Being extremely proactive and knowing we may be dealing with this in the upcoming year (plus you never know when an emergency may hit – i.e. my 5th metatarsal fracture surprise!), I have been taking some steps to prepare for this situation, including:
1. I called the hospital to see what options they offer families of senior citizens. The last time my senior mom had to go into the hospital, they provided one patient per room along with a couch for a family member. I wasn't very comfy and I didn't sleep great but I could tell it really helped my senior mom's frame of mind plus it ensured she got water and other needs more quickly and easily. And, after reading this article, I think it could be a great way to help combat hospital delirium, if it's a viable option. Even if I can only do it some of the time, I know it will help. Different hospitals have different options, so it's vital to talk to them and to the patient's doctor. As I understand it (and I have NOT verified this – you will need to talk to the doctor AND Medicare for your individual needs), if your doctor orders a private room, Medicare may cover it. I, personally, would discuss this delirium issue with the doctor and see if he considers it a concern and thus, requests the private room.
2. I checked the hospital website to see if they provide free wi-fi for patients and visitors. Many hospitals (including ours – hooray) offer this option and it's a big blessing for those of us in the Sandwich Generation caring for elderly parents. Whether we are running a small business. working for a boss off-site while helping our parents, or just keeping minds and hands active while senior parents are snoozing in the hospital bed, it's definitely a useful tool! When my senior mom was last hospitalized, I used my laptop and their wi-fi to update my family on her status as well as researching things the doctor was telling me.
4. I'm praying – a lot – and will continue to do so, as well as planning to send updates and prayer requests to family and friends regularly with my AT&T iPhone.
How about you? Have you dealt with this problem when caring for the elderly parents and relatives in your family?
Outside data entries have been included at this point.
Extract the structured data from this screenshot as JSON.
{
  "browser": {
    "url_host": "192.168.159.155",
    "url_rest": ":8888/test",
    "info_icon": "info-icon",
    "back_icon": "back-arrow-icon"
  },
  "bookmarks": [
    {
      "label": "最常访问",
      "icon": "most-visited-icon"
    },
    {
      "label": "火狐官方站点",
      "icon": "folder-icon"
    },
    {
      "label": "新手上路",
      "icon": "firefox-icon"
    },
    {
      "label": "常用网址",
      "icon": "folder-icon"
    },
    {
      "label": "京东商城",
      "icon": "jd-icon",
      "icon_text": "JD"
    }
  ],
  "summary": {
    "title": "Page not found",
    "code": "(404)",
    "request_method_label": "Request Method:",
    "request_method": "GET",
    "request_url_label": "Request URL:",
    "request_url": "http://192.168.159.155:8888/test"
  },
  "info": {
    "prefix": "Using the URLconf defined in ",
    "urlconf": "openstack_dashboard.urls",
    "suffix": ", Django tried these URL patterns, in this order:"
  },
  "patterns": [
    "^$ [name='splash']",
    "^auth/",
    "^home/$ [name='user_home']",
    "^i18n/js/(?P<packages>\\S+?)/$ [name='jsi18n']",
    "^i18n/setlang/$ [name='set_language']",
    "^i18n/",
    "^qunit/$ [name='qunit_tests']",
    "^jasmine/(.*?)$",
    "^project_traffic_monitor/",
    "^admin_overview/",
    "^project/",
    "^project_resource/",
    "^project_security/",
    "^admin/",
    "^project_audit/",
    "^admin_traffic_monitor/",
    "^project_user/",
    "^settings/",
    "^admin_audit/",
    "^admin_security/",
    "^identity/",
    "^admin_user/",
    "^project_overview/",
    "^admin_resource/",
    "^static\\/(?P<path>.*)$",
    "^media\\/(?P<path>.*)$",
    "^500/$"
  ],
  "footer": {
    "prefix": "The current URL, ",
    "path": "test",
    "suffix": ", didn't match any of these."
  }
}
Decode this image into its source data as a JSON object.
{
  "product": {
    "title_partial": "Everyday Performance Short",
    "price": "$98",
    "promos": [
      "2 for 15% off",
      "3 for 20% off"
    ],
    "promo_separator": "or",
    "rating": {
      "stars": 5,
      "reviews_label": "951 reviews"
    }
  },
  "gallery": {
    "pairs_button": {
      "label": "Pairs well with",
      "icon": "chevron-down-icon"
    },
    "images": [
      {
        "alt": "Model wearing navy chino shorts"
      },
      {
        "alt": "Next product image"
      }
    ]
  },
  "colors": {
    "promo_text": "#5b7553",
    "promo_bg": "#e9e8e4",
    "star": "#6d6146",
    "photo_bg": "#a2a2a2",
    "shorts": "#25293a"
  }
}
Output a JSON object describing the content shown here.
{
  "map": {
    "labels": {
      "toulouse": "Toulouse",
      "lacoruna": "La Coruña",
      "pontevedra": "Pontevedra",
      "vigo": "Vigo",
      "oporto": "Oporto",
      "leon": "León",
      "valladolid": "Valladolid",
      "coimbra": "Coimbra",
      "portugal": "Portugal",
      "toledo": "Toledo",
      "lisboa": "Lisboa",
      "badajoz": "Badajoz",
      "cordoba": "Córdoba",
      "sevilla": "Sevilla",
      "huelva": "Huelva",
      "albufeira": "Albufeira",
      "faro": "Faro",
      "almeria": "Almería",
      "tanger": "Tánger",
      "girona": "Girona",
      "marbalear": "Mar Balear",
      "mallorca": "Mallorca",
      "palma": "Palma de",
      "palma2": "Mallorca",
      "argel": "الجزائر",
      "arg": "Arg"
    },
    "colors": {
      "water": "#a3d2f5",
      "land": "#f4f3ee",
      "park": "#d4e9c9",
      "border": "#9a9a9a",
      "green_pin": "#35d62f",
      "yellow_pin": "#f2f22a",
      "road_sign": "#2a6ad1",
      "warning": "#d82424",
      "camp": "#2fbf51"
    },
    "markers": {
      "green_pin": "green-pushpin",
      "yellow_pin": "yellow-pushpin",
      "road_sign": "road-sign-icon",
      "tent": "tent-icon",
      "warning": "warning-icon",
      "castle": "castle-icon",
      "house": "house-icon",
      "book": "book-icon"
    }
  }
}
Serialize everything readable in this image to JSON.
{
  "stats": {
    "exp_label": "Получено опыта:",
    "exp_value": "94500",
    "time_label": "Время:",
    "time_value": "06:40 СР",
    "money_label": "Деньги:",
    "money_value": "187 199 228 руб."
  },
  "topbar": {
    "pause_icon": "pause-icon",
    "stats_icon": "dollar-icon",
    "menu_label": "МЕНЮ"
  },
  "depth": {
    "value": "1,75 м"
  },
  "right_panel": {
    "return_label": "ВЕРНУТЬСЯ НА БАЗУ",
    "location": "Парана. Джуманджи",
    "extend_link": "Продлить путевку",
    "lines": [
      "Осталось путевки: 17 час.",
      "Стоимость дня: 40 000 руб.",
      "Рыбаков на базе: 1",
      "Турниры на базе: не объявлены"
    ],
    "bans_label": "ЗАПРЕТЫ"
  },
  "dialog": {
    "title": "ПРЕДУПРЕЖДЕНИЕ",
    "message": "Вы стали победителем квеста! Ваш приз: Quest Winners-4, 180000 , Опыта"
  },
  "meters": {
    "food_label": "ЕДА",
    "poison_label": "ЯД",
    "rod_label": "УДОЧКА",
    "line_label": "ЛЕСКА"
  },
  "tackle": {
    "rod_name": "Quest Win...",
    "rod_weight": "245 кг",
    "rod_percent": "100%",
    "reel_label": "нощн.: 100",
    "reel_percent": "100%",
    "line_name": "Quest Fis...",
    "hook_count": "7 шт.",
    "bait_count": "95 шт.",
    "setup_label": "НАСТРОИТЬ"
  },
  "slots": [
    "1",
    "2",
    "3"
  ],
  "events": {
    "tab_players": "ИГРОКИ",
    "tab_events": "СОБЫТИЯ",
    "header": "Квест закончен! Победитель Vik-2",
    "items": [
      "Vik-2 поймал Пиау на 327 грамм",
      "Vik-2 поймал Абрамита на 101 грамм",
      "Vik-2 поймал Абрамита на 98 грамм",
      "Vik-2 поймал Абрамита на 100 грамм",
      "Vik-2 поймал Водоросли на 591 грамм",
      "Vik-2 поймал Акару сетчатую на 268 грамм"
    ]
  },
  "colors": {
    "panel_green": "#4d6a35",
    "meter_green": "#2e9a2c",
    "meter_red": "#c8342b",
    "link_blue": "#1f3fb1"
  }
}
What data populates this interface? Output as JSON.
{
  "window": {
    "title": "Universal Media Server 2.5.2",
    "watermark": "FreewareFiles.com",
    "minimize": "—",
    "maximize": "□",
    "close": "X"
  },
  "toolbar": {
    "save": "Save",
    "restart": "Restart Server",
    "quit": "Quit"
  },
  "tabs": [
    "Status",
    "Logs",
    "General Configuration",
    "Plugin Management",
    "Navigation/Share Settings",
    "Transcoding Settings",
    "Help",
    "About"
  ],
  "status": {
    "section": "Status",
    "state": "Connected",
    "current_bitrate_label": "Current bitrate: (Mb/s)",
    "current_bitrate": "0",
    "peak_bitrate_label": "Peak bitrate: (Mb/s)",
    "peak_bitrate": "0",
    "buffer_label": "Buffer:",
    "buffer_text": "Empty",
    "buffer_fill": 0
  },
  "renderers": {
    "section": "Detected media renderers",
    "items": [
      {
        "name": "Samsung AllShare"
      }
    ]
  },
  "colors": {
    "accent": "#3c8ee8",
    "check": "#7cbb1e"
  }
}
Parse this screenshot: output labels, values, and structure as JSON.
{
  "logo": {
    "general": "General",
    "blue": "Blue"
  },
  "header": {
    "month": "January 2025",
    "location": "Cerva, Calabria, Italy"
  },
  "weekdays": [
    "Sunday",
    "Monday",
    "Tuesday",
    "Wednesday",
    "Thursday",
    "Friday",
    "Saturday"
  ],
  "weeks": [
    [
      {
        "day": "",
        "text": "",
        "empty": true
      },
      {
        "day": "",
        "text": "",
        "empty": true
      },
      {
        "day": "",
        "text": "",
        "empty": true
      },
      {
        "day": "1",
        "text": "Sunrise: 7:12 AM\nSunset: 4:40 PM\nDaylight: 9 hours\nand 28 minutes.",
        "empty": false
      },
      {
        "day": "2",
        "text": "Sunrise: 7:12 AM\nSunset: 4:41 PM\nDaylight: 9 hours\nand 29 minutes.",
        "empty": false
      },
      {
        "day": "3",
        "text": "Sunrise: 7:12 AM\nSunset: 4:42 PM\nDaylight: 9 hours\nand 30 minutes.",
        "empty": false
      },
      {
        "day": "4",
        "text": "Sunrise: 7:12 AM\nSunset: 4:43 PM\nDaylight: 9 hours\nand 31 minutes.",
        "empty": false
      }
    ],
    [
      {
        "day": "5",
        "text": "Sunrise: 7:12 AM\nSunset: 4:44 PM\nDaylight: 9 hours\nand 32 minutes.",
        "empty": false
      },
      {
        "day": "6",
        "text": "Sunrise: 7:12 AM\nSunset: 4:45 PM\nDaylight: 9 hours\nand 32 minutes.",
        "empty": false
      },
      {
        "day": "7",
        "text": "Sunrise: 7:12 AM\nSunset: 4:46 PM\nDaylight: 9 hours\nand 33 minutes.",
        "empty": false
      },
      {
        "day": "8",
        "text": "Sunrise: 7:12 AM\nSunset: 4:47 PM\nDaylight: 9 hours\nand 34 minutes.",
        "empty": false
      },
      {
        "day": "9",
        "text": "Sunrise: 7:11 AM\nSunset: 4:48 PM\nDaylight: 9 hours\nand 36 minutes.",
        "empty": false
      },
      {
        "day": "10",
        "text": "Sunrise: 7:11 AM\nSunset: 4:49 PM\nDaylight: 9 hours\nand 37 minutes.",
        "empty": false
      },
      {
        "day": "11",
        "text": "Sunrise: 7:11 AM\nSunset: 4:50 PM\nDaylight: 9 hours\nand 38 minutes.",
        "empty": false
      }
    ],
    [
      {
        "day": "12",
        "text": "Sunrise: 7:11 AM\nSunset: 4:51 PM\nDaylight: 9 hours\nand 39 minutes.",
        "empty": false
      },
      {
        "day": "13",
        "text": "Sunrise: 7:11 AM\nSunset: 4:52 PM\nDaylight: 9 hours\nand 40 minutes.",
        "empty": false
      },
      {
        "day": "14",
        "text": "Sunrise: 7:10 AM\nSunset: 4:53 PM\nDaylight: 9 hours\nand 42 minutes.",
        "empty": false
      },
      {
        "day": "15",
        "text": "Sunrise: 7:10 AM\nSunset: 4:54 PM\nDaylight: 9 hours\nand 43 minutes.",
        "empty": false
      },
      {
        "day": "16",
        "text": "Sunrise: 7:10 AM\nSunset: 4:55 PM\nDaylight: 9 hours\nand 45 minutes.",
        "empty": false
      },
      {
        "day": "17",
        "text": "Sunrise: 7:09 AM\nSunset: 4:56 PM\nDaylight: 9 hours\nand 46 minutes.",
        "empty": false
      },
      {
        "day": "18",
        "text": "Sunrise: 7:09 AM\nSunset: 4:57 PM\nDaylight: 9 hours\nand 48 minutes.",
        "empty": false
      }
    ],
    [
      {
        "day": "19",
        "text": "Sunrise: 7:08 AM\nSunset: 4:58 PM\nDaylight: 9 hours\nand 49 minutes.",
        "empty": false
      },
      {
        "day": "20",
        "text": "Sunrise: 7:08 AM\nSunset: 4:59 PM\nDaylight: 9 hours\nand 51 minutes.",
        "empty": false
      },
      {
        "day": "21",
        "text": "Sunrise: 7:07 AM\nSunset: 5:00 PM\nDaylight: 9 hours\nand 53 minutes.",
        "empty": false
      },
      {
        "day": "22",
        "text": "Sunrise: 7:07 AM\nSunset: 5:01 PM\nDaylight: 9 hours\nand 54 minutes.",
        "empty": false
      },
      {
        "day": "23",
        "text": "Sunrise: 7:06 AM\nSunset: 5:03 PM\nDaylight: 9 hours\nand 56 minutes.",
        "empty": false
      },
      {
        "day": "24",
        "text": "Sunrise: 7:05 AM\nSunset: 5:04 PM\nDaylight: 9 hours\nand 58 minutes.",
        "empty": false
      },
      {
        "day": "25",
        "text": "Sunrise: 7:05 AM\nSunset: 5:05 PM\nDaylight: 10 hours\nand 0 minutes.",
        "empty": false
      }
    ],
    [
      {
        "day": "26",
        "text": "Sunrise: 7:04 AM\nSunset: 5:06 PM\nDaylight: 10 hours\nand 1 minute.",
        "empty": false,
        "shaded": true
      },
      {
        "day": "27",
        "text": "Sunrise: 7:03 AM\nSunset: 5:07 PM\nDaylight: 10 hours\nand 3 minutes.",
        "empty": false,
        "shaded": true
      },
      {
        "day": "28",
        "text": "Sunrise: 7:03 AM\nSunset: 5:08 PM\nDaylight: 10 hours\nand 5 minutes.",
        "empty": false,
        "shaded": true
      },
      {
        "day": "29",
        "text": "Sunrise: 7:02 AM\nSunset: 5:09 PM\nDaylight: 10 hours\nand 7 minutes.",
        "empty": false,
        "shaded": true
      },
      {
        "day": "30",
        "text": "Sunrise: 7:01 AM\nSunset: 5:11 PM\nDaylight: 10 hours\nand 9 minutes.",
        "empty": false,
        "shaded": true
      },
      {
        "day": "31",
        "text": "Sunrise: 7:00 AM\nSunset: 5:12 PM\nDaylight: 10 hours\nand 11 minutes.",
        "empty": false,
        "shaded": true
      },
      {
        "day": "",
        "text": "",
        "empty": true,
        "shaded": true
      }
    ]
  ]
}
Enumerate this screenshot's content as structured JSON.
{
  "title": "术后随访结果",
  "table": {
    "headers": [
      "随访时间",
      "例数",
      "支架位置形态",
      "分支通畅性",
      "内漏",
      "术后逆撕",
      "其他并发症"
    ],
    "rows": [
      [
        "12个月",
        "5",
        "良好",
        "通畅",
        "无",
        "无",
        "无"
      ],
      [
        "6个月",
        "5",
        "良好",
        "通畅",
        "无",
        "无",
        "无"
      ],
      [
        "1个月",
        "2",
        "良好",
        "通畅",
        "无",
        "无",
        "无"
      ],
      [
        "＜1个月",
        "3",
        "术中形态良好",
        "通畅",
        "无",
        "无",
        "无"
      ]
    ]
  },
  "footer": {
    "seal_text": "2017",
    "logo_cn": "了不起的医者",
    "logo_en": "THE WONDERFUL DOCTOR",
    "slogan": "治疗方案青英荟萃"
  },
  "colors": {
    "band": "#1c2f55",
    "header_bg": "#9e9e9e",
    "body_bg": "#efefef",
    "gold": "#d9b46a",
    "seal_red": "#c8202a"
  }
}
Do you have any suggestions for the rest of us dealing with the Sandwich Generation issues, including for long distance caregivers. We'd love to hear them.